Upon reading Rationale for sizing of lightning down conductor a correspondent asks whether his premises 4mm^2 main earthing conductor ok as a lightning down conductor.

Intended purpose of electrical installation ground electrode

The usual source of current on the premises main earth conductor would be a fault energised by the incoming supply. To understand the implications, lets review the supply system.

Most residential premises in Australia use the MEN supply system, and they have an earth electrode (typically a 1.2m driven copper clad steel rod) which is bonded to the supply neutral at the main switchboard. The supply is usually protected by Service Fuses which are typically HRC fuses commonly rated up to 100A in residential premises. Fuses are rated for a pre-arc i^2t product, and these are typically rated for up to about 25,000 A^2s.

So, the energy delivered to a severe fault (one that blows the Service Fuse almost instantly) is limited by the fuse's rating of say 25,000A^2.

A 4mm^2 V75 PVC insulated main earth conductor will withstand that fault scenario with very little temperature rise, and in many fault cases, much of the fault current will return via the neutral rather than through the premises ground electrode (which is rarely low resistance).

As an aside, the minimum main earth conductor has been 6mm^2 for decades now, but as you can see there is no reason to loose sleep over an installation compliant with older rules.


Lightning introduces another source of drive to the electrical installation, and if it comes from a local antenna system, it is not effectively limited by the electrical supply Service Fuses.

This can and will drive very high currents into the premises protective earthing system which may cause damage to persons and property.
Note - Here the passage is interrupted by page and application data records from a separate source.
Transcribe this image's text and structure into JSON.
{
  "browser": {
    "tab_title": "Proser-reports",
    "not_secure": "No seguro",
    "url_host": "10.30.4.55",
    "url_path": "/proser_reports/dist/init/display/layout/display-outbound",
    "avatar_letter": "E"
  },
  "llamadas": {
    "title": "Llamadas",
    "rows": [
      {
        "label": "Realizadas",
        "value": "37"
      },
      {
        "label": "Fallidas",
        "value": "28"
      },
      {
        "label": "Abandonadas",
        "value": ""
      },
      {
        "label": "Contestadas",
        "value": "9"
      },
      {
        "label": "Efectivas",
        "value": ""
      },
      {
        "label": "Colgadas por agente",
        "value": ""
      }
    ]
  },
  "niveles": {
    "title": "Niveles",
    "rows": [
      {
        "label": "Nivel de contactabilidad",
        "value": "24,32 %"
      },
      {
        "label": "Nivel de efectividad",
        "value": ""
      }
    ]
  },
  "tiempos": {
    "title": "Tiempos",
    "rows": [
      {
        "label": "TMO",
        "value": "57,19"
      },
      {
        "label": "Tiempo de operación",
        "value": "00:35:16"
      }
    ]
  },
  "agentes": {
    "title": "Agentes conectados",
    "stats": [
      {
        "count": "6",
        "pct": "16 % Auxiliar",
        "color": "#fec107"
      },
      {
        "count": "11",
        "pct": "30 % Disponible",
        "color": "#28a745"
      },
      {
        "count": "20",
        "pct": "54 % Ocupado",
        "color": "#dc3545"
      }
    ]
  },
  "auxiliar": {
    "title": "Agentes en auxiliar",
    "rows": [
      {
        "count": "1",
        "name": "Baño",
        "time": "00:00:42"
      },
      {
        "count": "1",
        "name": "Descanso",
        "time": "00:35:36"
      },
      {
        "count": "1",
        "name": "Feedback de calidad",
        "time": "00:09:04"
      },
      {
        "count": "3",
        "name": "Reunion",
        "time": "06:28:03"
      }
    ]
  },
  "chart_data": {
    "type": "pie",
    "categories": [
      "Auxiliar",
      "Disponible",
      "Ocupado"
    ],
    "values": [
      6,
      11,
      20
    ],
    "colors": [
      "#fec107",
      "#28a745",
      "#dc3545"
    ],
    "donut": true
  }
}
The extent of damage would of course depend on the severity of the lightning event, and they can vary over a very wide range.

The premises protective earthing system is designed to be a part of the premises electrical installation, and not designed to provide lightning protection.